This television screenshot taken on July 29, 2012 shows footage shown during the opening ceremony of the London 2012 Olympics featuring British actor Daniel Craig playing James Bond escorting Britain’s Queen Elizabeth II in the halls of Buckingham Palace. — AFP photo

Sunday September 11, 2022 08:59 GMT

PARIS, September 11 – The coronation of Queen Elizabeth II – broadcast live for eight hours straight by the BBC in 1953 – was the first major event of the television age.

Six decades later, at age 86, she showed a surprising gift for comedy, joining james bond star Daniel Craig for a skit in which the two appeared to parachute into the opening ceremony of the London 2012 Olympics.

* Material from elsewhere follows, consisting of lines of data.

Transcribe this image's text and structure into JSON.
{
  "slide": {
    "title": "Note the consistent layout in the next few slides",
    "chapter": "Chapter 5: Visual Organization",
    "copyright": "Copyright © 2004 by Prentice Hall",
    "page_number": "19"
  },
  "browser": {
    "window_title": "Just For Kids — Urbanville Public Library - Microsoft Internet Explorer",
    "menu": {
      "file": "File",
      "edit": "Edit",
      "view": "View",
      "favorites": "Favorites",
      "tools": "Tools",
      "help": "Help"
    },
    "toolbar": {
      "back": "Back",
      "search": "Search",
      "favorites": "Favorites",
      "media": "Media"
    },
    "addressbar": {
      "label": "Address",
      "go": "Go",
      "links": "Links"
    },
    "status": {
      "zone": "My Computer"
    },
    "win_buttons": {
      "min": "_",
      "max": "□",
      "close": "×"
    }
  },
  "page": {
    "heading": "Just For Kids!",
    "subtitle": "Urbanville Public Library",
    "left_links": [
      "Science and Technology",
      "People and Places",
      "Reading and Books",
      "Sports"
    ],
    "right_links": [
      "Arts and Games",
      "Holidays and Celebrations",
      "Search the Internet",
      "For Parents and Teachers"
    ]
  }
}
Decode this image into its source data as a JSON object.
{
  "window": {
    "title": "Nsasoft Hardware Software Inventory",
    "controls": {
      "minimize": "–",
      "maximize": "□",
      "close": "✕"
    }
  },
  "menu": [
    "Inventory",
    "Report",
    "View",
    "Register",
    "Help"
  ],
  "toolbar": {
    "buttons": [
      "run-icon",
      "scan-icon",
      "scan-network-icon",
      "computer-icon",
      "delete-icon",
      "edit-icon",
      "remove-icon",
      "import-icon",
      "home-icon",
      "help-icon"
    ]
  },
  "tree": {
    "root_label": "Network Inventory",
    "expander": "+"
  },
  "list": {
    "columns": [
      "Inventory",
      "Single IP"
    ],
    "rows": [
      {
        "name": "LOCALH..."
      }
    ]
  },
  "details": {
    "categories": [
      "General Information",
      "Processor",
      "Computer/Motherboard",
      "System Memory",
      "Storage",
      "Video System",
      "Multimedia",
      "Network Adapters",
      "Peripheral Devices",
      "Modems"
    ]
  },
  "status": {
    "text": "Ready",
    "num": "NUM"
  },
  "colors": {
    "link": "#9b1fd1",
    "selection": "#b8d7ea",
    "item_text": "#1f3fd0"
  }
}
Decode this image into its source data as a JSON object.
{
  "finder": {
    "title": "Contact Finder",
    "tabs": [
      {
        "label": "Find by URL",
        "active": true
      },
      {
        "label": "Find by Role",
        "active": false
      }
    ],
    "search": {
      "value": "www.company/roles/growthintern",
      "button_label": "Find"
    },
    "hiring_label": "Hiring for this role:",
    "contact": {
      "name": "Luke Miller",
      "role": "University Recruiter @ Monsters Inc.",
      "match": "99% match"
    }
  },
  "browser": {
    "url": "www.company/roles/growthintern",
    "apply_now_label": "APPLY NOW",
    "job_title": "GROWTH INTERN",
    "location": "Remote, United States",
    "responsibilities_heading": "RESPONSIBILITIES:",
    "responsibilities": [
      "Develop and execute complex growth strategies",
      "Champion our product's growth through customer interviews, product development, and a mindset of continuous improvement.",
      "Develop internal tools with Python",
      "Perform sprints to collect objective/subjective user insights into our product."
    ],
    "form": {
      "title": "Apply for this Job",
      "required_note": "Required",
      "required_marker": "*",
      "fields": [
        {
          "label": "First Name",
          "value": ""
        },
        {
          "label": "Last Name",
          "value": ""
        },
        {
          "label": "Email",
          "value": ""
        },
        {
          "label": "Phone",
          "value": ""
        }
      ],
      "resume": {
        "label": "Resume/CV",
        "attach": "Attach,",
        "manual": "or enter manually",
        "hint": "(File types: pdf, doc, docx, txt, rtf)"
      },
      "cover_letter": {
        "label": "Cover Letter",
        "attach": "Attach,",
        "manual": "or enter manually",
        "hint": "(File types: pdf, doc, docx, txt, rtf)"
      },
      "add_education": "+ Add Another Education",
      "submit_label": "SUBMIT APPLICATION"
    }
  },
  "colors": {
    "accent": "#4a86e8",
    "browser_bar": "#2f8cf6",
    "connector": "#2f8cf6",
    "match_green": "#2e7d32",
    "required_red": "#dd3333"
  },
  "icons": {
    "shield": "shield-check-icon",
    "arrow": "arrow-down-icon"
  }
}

And she topped UK TV ratings last year with her carefully choreographed final Christmas message, a tradition she started in 1957.

But did that mean the Queen – who often floated above criticism drawn by some members of her family – could be seen as a media savvy?

Royal biographers are divided over the mental space the Queen granted to the media, which she kept at a respectful distance during the seven decades of her reign.

She may have been officially the first British royal to embrace social platforms, with 12.3 million Instagram followers, although few believe she ever cared much about her online profile.

“Real Acting”

But she knew how to play a role.

Frank Cottrell-Boyce, who co-wrote the Olympics action hero skit, as well as the one starring beloved fictional character Paddington Bear for his platinum jubilee this year, praised his “brilliant” comedic timing on Friday. .

“It’s real acting that’s going on there. Paddington isn’t really in the room,’ he told the BBC of this latest sketch, in which the Queen claimed she kept a marmalade sandwich in her purse at all times.

She decided early on to embrace the mass media, said historian Robert Lacey, like her grandfather George V.

The queen saw radio and television as a “means of speaking directly” to her subjects, he told AFP.

Her first radio show was at just 14 when she spoke to British children at the start of World War II.

Over time, his Christmas speeches evolved from rather stilted affairs in a ballgown to highly sophisticated fireside chats – his office or parlors neatly dressed with family photos to reflect his theme.

“Innate reluctance”

But the Queen was less keen on leaving the cameras behind the curtain to peek into the private lives of the Windsors.

Royal biographers like Andrew Morton – whose study of his strained relationship with his sister Margaret appeared last year – suspect the Queen’s innate reluctance has not helped her complicated ties to the media.

It was the family themselves who made the first dent when her husband, Prince Philip, invited the BBC to the palace in 1969 to film the Flying On The Wall documentary, Royal family.

The Queen’s press secretary at the time, William Heseltine, admitted in 2019 that “the Queen was a reluctant convert, but became much more aware of the possibilities and was ready to participate in the actual filming”.

The documentary was full of awkward scenes of barbecues and family breakfasts, with the Royal Family using Tupperware and Philip wondering if the Queen’s father was ‘crazy’.

Naturalist David Attenborough, then a top BBC executive, even warned he risked “killing the monarchy”.

The film hasn’t been shown since the 1970s, apparently at the request of the Palace, and has been taken down every time it appeared on YouTube.

“Mystic of the Monarchy”

Despite this experience, historian Morton said the Royal Family “hitched their wagon to television in the 1980s…and thus traded the mystique of monarchy for what you might call the superficial applause of studio audiences” .

The author said the palace has always tried to portray the royal family “like a swan, gliding beautifully across the surface of British society” despite the internal dramas.

Their press office, known as ‘Abominable No Man’ because they always used to say ‘no comment’…set the agenda,” he said. on the American public television channel PBS.

“They defined what was private and what was public and they moved it when they wanted.”

Rather than undermine the institution, the British anti-monarchy group Republic has long argued that the media and the royal family have a symbiotic relationship.

“There’s a huge disconnect between the media’s portrayal of public attitudes (towards the Royal Family) and how people actually feel,” its leader Graham Smith said.

He pointed to a poll saying most Britons were “not interested” in the Queen’s Platinum Jubilee celebrations earlier this year.

“If this is the public response to a celebration of his reign, then the monarchy will be in serious trouble” with King Charles, he added. —AFP